Other chemicals – including serotonin amino acids like glutamate and α-aminobutyric acid (GABA) – could also be investigated further as their mediation of certain cardiovascular and analgesic effects as chemical bio-products of acupuncture.

The Positive Effects of Acupuncture…

The positive effects of acupuncture have been justified by the sensory stimulation of the CNS. Needle insertion into the skin and deeper tissues results in a particular patterns of activity in the peripheral nerves, providing regulation and neuro-protective results.

Acupuncture have been associated with the release of neuropeptides from nerve endings and modulation of the expression of neuro-trophins, which makes the technique a useful tool when it comes to positively affecting the nervous system. Interestingly, other methods – such as exercise – also have benefits for the nervous system, in that it they are neuro-protective.

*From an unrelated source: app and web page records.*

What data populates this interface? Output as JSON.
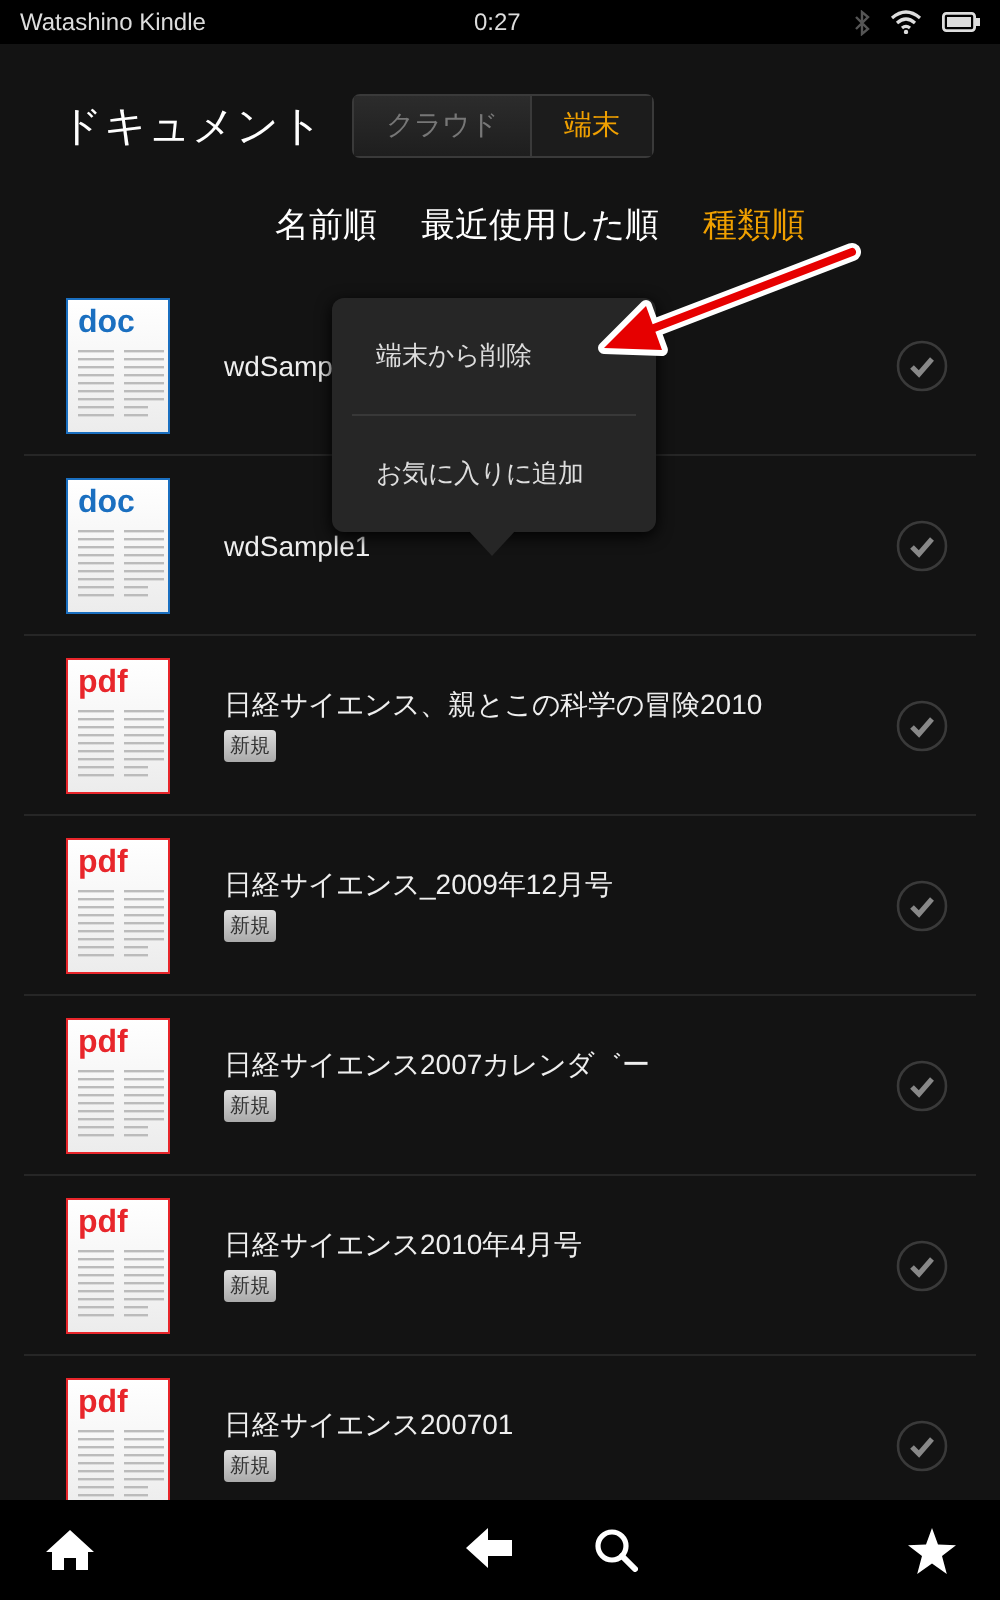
{
  "status_bar": {
    "device_name": "Watashino Kindle",
    "time": "0:27"
  },
  "header": {
    "title": "ドキュメント",
    "tabs": [
      {
        "label": "クラウド",
        "selected": false
      },
      {
        "label": "端末",
        "selected": true
      }
    ]
  },
  "sort_options": [
    {
      "label": "名前順",
      "selected": false
    },
    {
      "label": "最近使用した順",
      "selected": false
    },
    {
      "label": "種類順",
      "selected": true
    }
  ],
  "documents": [
    {
      "kind": "doc",
      "type_label": "doc",
      "title": "wdSamp"
    },
    {
      "kind": "doc",
      "type_label": "doc",
      "title": "wdSample1"
    },
    {
      "kind": "pdf",
      "type_label": "pdf",
      "title": "日経サイエンス、親とこの科学の冒険2010",
      "badge": "新規"
    },
    {
      "kind": "pdf",
      "type_label": "pdf",
      "title": "日経サイエンス_2009年12月号",
      "badge": "新規"
    },
    {
      "kind": "pdf",
      "type_label": "pdf",
      "title": "日経サイエンス2007カレンダ゛ー",
      "badge": "新規"
    },
    {
      "kind": "pdf",
      "type_label": "pdf",
      "title": "日経サイエンス2010年4月号",
      "badge": "新規"
    },
    {
      "kind": "pdf",
      "type_label": "pdf",
      "title": "日経サイエンス200701",
      "badge": "新規"
    }
  ],
  "context_menu": {
    "items": [
      "端末から削除",
      "お気に入りに追加"
    ]
  }
}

On the journey to exploring different aspects and mechanisms of acupuncture, the ‘placebo’ effect has also been investigated by British scientists. Their conclusion? Acupuncture is evidently superior to a placebo in controlled studies. Of course, what that means for you is it’s an effective method for alleviating your migraine, while it also helps improve the wellbeing of the patients with chronic pain-associated concerns.

Did you know that in the UK, the condition affects up to 20% of women and 6% of men? Maybe it’s about time you removed yourself from that percentage and instead gave acupuncture a try?